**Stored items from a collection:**
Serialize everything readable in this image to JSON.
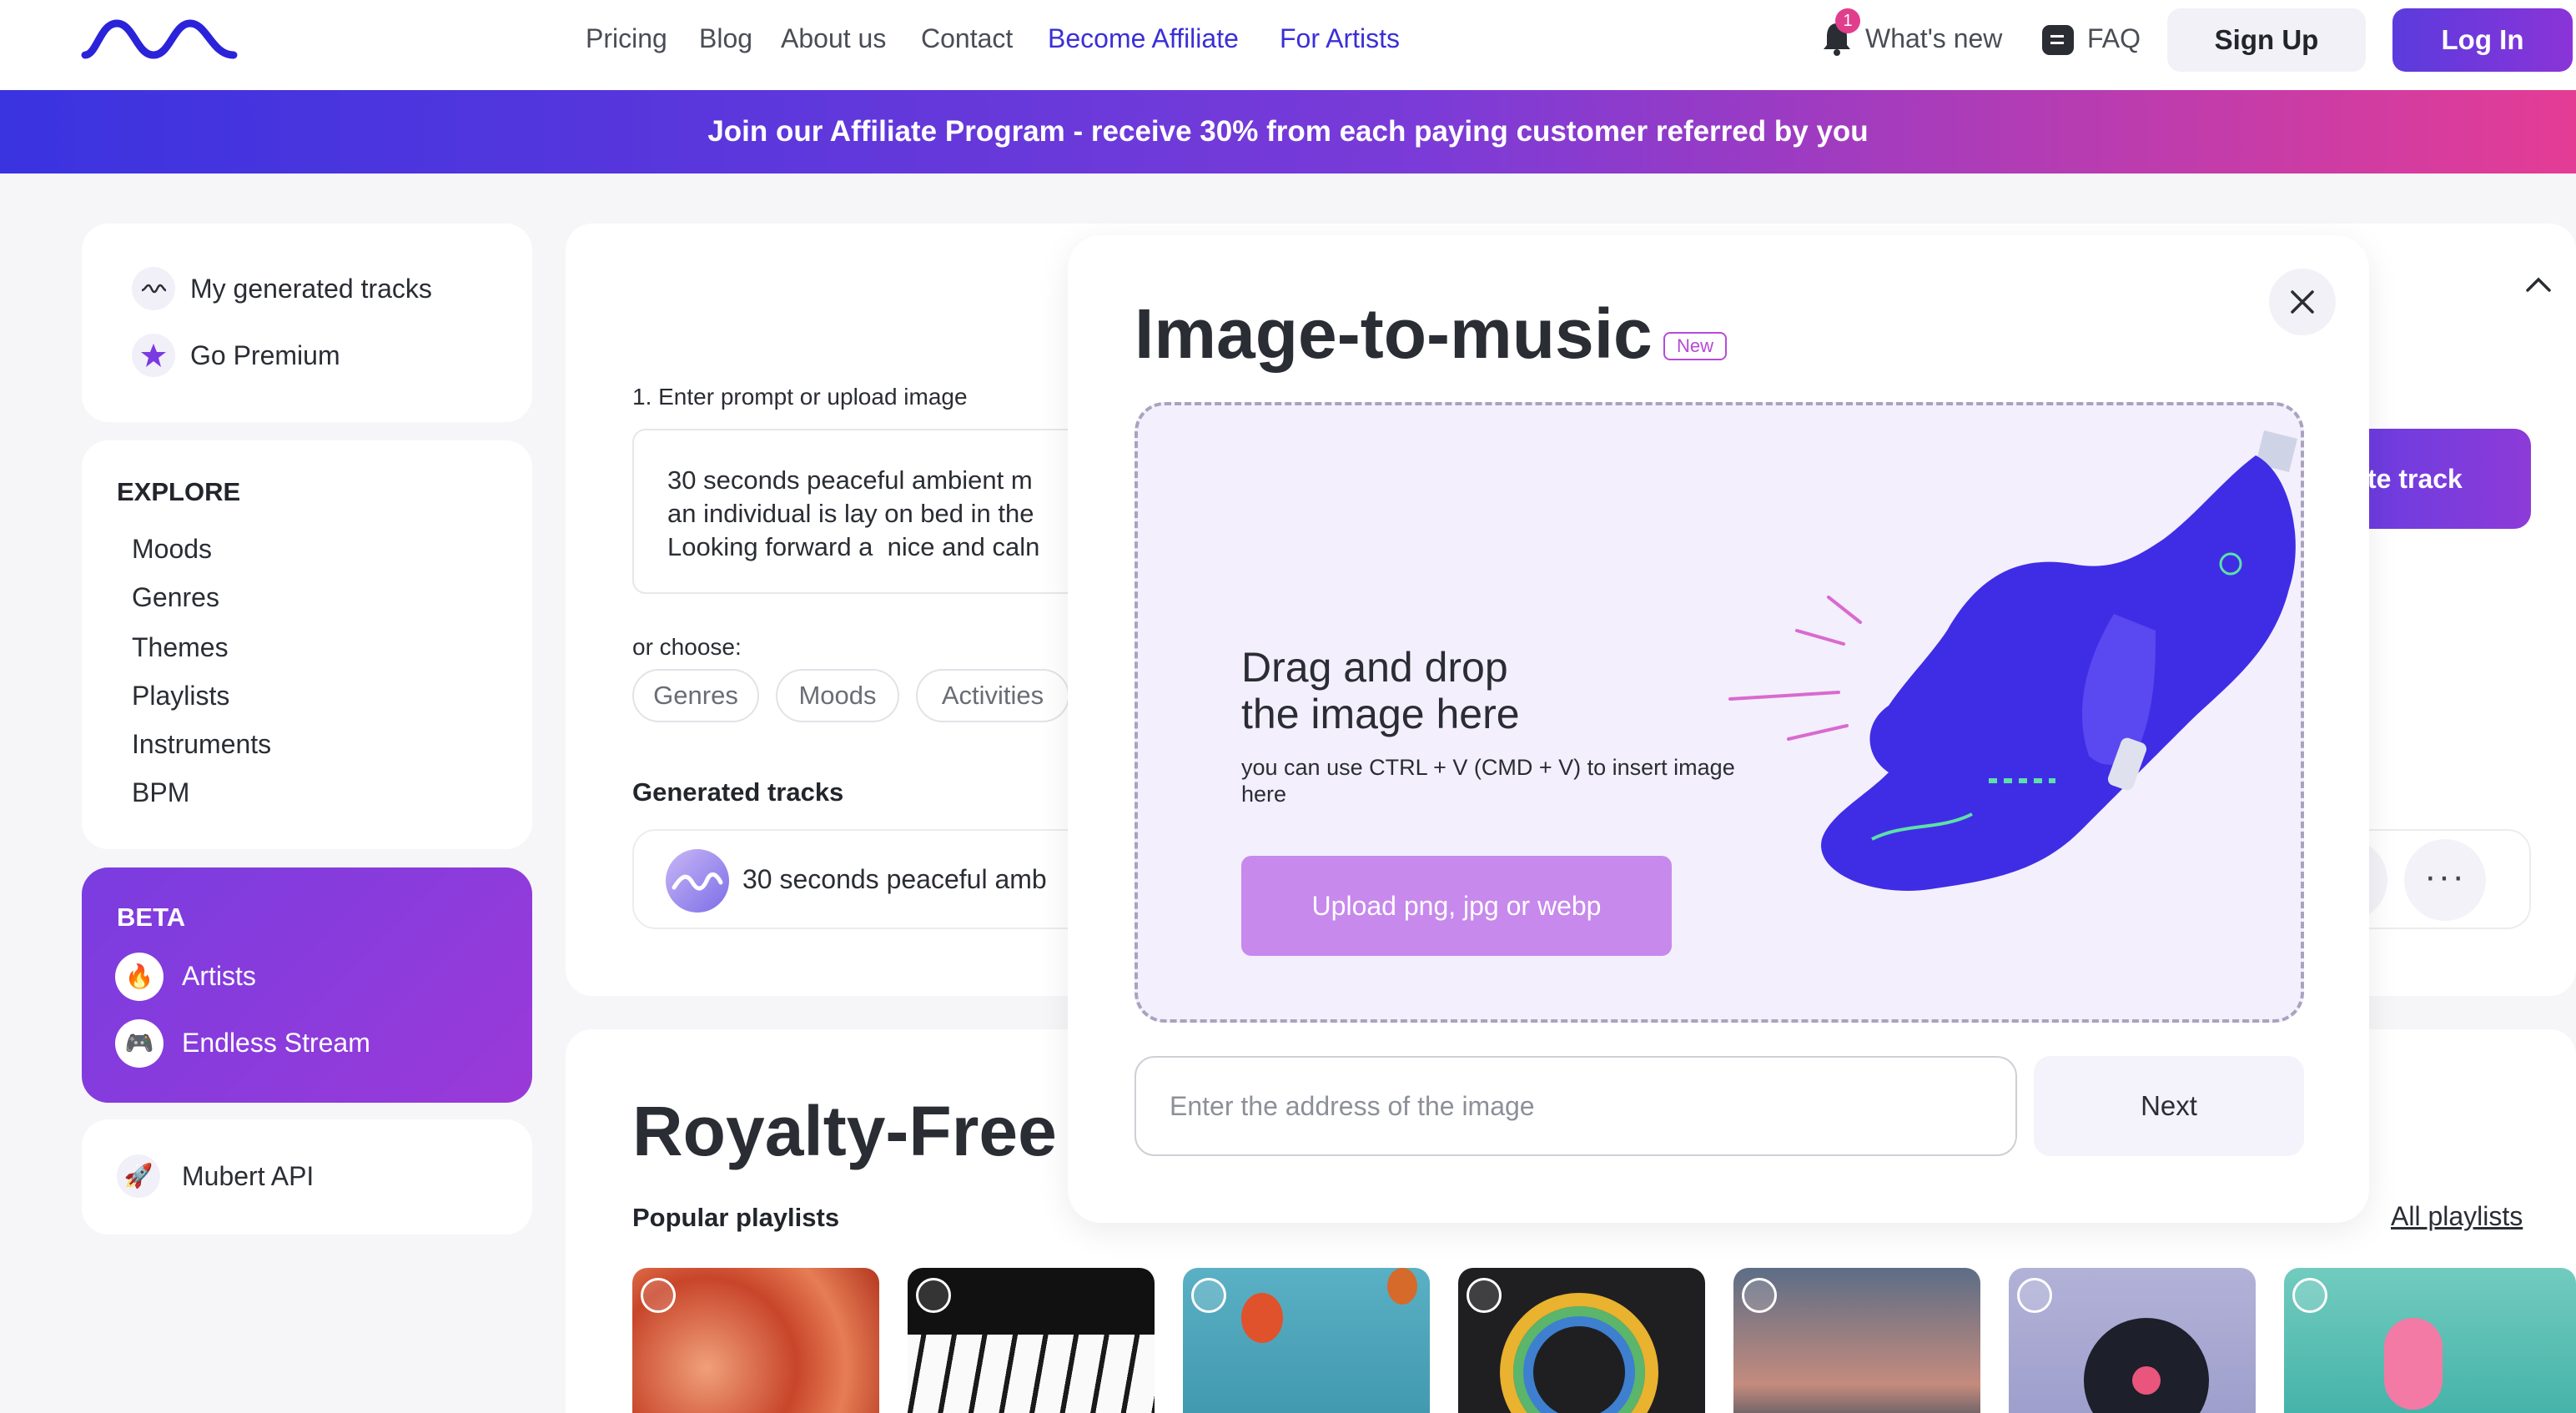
{
  "header": {
    "nav": [
      {
        "label": "Pricing"
      },
      {
        "label": "Blog"
      },
      {
        "label": "About us"
      },
      {
        "label": "Contact"
      },
      {
        "label": "Become Affiliate"
      },
      {
        "label": "For Artists"
      }
    ],
    "whats_new": "What's new",
    "notification_count": "1",
    "faq": "FAQ",
    "signup": "Sign Up",
    "login": "Log In"
  },
  "banner": {
    "text": "Join our Affiliate Program - receive 30% from each paying customer referred by you"
  },
  "sidebar": {
    "top": [
      {
        "label": "My generated tracks",
        "icon": "wave-icon"
      },
      {
        "label": "Go Premium",
        "icon": "star-icon"
      }
    ],
    "explore": {
      "title": "EXPLORE",
      "items": [
        "Moods",
        "Genres",
        "Themes",
        "Playlists",
        "Instruments",
        "BPM"
      ]
    },
    "beta": {
      "title": "BETA",
      "items": [
        {
          "label": "Artists",
          "icon": "fire-icon"
        },
        {
          "label": "Endless Stream",
          "icon": "gamepad-icon"
        }
      ]
    },
    "api": {
      "label": "Mubert API",
      "icon": "rocket-icon"
    }
  },
  "main": {
    "step1_label": "1. Enter prompt or upload image",
    "prompt_text": "30 seconds peaceful ambient m\nan individual is lay on bed in the\nLooking forward a  nice and caln",
    "or_choose": "or choose:",
    "chips": [
      "Genres",
      "Moods",
      "Activities"
    ],
    "generate_label": "te track",
    "generated_title": "Generated tracks",
    "track_name": "30 seconds peaceful amb",
    "royalty_title": "Royalty-Free",
    "popular_title": "Popular playlists",
    "all_playlists": "All playlists"
  },
  "modal": {
    "title": "Image-to-music",
    "badge": "New",
    "drop_title_line1": "Drag and drop",
    "drop_title_line2": "the image here",
    "drop_hint": "you can use CTRL + V (CMD + V) to insert image here",
    "upload_button": "Upload png, jpg or webp",
    "url_placeholder": "Enter the address of the image",
    "next_button": "Next"
  },
  "colors": {
    "accent": "#6a3ce0",
    "banner_start": "#3a33e0",
    "banner_end": "#e43c95",
    "upload_button": "#c789ec"
  }
}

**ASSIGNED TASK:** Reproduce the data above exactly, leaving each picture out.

**OUTPUT FOR THIS TASK:**
Serialize everything readable in this image to JSON.
{
  "header": {
    "nav": [
      {
        "label": "Pricing"
      },
      {
        "label": "Blog"
      },
      {
        "label": "About us"
      },
      {
        "label": "Contact"
      },
      {
        "label": "Become Affiliate"
      },
      {
        "label": "For Artists"
      }
    ],
    "whats_new": "What's new",
    "notification_count": "1",
    "faq": "FAQ",
    "signup": "Sign Up",
    "login": "Log In"
  },
  "banner": {
    "text": "Join our Affiliate Program - receive 30% from each paying customer referred by you"
  },
  "sidebar": {
    "top": [
      {
        "label": "My generated tracks",
        "icon": "wave-icon"
      },
      {
        "label": "Go Premium",
        "icon": "star-icon"
      }
    ],
    "explore": {
      "title": "EXPLORE",
      "items": [
        "Moods",
        "Genres",
        "Themes",
        "Playlists",
        "Instruments",
        "BPM"
      ]
    },
    "beta": {
      "title": "BETA",
      "items": [
        {
          "label": "Artists",
          "icon": "fire-icon"
        },
        {
          "label": "Endless Stream",
          "icon": "gamepad-icon"
        }
      ]
    },
    "api": {
      "label": "Mubert API",
      "icon": "rocket-icon"
    }
  },
  "main": {
    "step1_label": "1. Enter prompt or upload image",
    "prompt_text": "30 seconds peaceful ambient m\nan individual is lay on bed in the\nLooking forward a  nice and caln",
    "or_choose": "or choose:",
    "chips": [
      "Genres",
      "Moods",
      "Activities"
    ],
    "generate_label": "te track",
    "generated_title": "Generated tracks",
    "track_name": "30 seconds peaceful amb",
    "royalty_title": "Royalty-Free",
    "popular_title": "Popular playlists",
    "all_playlists": "All playlists"
  },
  "modal": {
    "title": "Image-to-music",
    "badge": "New",
    "drop_title_line1": "Drag and drop",
    "drop_title_line2": "the image here",
    "drop_hint": "you can use CTRL + V (CMD + V) to insert image here",
    "upload_button": "Upload png, jpg or webp",
    "url_placeholder": "Enter the address of the image",
    "next_button": "Next"
  },
  "colors": {
    "accent": "#6a3ce0",
    "banner_start": "#3a33e0",
    "banner_end": "#e43c95",
    "upload_button": "#c789ec"
  }
}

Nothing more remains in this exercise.